It is normal to feel apprehensive about how you will be perceived in a group. Feeling safe and supported is a critical part of the group experience and group facilitators are there to ensure that no one feels judged or criticized. Trust in the group builds over time for group members and once you have a stronger sense of it, sharing personal concerns and even receiving constructive feedback from others feels as if it is coming from a caring and supportive friend.
Group therapy is as effective as individual therapy and in some cases even more effective. One advantage of group therapy is that you can learn from others even on days when you do not feel that you have much to say. Other members may also bring up a topic or idea that resonates with you or that you were not aware of—which may lead to new insight into your own challenges. Unlike individual therapy, group therapy offers the opportunity to learn news ways of interacting by talking, listening, and responding in the group. You may even think of a group therapy as a kind of laboratory for experimenting and practicing new behaviors that you can then take into your life outside of group.

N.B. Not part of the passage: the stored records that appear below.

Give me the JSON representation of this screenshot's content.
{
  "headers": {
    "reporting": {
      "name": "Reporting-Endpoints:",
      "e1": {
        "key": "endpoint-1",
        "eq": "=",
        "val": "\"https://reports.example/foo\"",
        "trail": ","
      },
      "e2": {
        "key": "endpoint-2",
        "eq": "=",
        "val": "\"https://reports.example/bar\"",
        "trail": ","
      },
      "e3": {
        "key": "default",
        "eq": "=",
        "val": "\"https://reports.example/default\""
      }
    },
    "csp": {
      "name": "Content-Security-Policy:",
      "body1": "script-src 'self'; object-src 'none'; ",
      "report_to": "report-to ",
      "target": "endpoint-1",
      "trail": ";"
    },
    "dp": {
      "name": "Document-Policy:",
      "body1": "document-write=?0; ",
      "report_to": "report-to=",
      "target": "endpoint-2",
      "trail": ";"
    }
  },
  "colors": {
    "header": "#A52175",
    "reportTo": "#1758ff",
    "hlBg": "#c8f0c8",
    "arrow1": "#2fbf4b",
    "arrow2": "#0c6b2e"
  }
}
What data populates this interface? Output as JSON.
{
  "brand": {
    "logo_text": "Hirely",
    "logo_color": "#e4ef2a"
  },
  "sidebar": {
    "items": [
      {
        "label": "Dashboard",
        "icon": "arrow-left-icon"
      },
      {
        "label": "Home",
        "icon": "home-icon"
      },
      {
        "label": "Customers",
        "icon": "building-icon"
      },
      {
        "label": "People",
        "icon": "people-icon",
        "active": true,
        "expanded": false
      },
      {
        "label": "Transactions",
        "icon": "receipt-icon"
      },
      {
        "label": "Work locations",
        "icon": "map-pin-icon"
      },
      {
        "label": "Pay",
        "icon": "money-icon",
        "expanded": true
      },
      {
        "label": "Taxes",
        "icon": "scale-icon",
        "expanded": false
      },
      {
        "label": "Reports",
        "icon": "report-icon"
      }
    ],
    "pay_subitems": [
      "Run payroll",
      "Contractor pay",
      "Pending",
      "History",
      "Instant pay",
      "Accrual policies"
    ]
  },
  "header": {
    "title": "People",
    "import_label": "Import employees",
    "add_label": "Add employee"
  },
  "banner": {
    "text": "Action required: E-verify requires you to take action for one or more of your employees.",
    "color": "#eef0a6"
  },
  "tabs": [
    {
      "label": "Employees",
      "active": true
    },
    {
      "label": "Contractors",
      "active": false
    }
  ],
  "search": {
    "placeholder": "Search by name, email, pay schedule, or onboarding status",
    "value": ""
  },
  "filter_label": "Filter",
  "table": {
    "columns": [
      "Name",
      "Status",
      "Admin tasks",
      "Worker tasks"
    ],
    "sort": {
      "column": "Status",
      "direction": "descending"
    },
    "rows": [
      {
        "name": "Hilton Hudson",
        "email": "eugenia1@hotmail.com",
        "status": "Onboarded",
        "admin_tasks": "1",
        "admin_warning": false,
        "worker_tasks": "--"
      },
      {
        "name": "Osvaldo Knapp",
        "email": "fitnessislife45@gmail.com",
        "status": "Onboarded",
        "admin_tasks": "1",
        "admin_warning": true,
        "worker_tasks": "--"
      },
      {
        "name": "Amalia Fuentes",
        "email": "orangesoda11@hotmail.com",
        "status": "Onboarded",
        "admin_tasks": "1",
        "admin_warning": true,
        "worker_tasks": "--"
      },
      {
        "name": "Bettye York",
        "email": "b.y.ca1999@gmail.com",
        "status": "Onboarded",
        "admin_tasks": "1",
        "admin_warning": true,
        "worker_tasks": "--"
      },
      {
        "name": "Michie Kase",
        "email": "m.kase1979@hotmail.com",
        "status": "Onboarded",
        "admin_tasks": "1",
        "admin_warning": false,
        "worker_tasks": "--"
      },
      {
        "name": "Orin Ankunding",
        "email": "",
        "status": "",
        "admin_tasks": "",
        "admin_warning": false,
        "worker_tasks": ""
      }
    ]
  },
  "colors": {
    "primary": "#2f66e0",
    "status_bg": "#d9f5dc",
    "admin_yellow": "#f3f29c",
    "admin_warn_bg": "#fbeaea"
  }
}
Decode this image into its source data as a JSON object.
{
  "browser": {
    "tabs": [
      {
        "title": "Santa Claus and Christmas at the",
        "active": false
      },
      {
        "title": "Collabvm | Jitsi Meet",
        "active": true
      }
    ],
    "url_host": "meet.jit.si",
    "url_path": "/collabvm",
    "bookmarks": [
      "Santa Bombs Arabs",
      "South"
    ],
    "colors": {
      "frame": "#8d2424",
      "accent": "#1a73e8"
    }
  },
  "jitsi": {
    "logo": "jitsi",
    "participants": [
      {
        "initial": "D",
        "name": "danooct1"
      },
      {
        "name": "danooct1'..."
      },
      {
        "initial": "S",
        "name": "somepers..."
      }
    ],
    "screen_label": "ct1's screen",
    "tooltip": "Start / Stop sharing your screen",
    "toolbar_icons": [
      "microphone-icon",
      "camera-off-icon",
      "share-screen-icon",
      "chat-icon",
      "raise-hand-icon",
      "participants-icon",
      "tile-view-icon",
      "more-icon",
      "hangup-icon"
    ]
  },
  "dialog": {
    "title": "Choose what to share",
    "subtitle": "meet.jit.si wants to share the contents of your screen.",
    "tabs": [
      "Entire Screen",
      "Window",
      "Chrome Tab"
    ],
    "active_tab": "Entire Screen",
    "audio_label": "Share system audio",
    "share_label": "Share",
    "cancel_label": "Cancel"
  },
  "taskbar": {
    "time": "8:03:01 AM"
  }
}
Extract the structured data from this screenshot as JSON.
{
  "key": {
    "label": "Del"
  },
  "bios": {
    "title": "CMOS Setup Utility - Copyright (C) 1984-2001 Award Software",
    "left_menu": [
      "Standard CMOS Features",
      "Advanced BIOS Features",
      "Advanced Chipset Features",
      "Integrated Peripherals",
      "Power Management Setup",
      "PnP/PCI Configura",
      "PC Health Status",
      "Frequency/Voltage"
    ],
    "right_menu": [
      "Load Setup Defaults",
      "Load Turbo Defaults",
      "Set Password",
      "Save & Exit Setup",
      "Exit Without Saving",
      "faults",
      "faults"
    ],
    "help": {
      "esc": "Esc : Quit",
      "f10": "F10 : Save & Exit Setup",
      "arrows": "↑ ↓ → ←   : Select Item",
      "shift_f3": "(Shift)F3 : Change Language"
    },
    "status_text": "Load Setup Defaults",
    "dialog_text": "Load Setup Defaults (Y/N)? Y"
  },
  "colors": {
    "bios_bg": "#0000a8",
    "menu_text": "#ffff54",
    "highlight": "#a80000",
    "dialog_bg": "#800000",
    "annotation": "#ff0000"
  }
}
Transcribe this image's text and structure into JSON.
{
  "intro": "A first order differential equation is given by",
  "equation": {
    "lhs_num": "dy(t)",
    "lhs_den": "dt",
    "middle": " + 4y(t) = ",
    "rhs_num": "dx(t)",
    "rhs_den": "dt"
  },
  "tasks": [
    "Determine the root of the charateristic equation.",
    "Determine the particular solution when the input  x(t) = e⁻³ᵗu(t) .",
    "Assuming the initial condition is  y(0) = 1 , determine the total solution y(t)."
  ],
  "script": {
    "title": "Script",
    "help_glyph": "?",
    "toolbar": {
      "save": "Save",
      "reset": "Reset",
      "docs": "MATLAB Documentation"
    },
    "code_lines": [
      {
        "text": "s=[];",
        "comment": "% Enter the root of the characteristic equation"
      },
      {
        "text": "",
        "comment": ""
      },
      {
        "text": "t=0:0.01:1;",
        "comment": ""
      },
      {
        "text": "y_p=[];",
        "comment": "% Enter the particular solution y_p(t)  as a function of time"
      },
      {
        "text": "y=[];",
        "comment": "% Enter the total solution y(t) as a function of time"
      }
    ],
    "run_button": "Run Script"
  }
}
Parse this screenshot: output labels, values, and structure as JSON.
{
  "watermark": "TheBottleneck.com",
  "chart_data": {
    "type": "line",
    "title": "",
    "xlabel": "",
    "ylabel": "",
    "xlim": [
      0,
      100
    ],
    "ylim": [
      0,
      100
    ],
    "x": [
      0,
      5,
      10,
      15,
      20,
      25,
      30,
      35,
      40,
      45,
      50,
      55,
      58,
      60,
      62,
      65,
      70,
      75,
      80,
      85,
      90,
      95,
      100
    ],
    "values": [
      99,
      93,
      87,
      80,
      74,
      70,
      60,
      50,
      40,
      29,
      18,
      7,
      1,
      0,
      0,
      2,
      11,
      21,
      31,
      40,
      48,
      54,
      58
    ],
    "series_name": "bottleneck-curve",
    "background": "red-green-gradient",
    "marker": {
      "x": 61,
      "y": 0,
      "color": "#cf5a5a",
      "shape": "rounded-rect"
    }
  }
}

Group therapy provides the benefit of being able to learn and grow even when you are not doing the talking. Group facilitators will routinely check in to see that you are getting what you need so you will have opportunities to communicate and let the group know if you need more space to talk and get support on a given day. Students who have participated in our groups often realize that they make significant progress in a very short amount of time.
It depends on the group. Some groups run for a single quarter while others may continue throughout the year. All groups require that you commit for one quarter.
Yes. Sometimes individual and group therapy can complement one another and add to overall progress. However, it may not be necessary to do both for many students. Please discuss with your group facilitator and/or individual therapist to determine the best option for you.